Civil society representatives in Albania have called on the government to do more to address violence against women, which has plagued the country since the fall of communism.
The calls came as Albania marked the International Day Against Violence Toward Women earlier this month.
Domestic surveys show a troubling trend of violence against women.
“In Albania, 51 percent of the women surveyed admit they have suffered emotional abuse in their lives, 39 percent have suffered psychological abuse, 31 percent physical abuse and 13 percent have suffered sexual abuse,” according to a recent national sample survey on gender-based violence, implemented by local authorities with the support of the United Nations.
Albanian courts have a strong role to play, experts say. Previous history shows that violence against women is not sentenced harshly enough with men either getting light sentence or probation.
Albania’s Center for Legal Civic Initiative released a study last week on the Albanian courts’ actions on the matter, noting that there is an increase in women who report violence against them – up 55 percent in Tirana to 61 percent in Shkodra.
Many men who use violence against women benefit from silence on the subject and often force their female partners or family members to withdraw charges with the hope that they will return to normal family life, according to the survey

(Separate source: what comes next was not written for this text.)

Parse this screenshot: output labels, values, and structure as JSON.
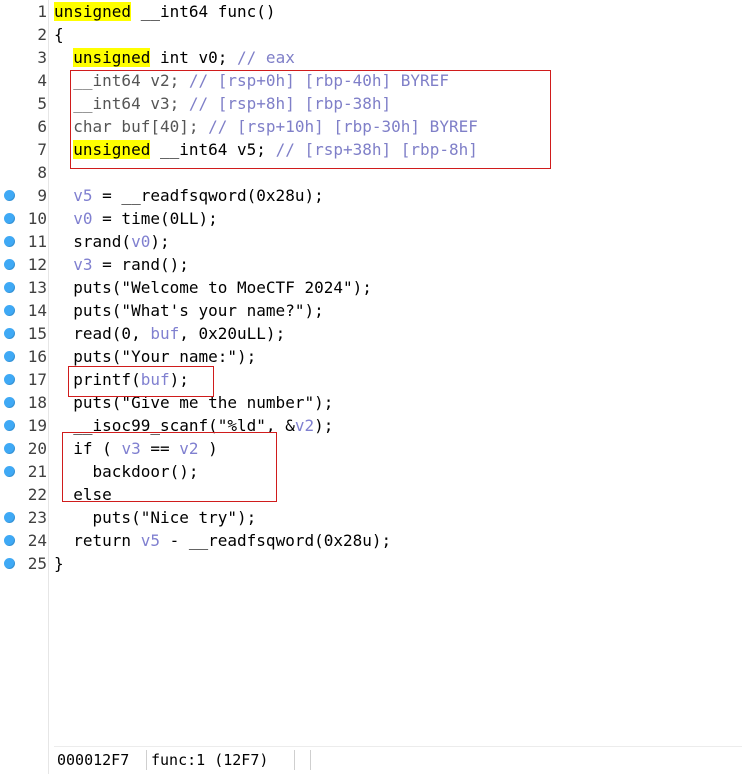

In addition to dealing with violence issues, Albania also has long way to go in terms of how the country treats women in general. Albania ranks very low globally in terms of gender equality, according to international studies. The World Economic Forum’s global gender gap index shows Albania ranks near the bottom, 108th out of 136 countries ranked globally, far below any of the neighbors, and dead last in Europe, with the exception of Turkey.
The treatment of women in Albania is “a badge of shame,” according to an editorial published this week in Tirana Times, the country’s English language weekly newspaper.
“Indifference, often associated with silence about the problem, cannot be allowed to go on. Something must be done – both by the society at large and state structures,” the newspaper writes. “Beyond societal reflection, the state structures need to immediately stop their lukewarm approach to domestic violence and increase penalties for crimes that either go unpunished or are given light punishments.”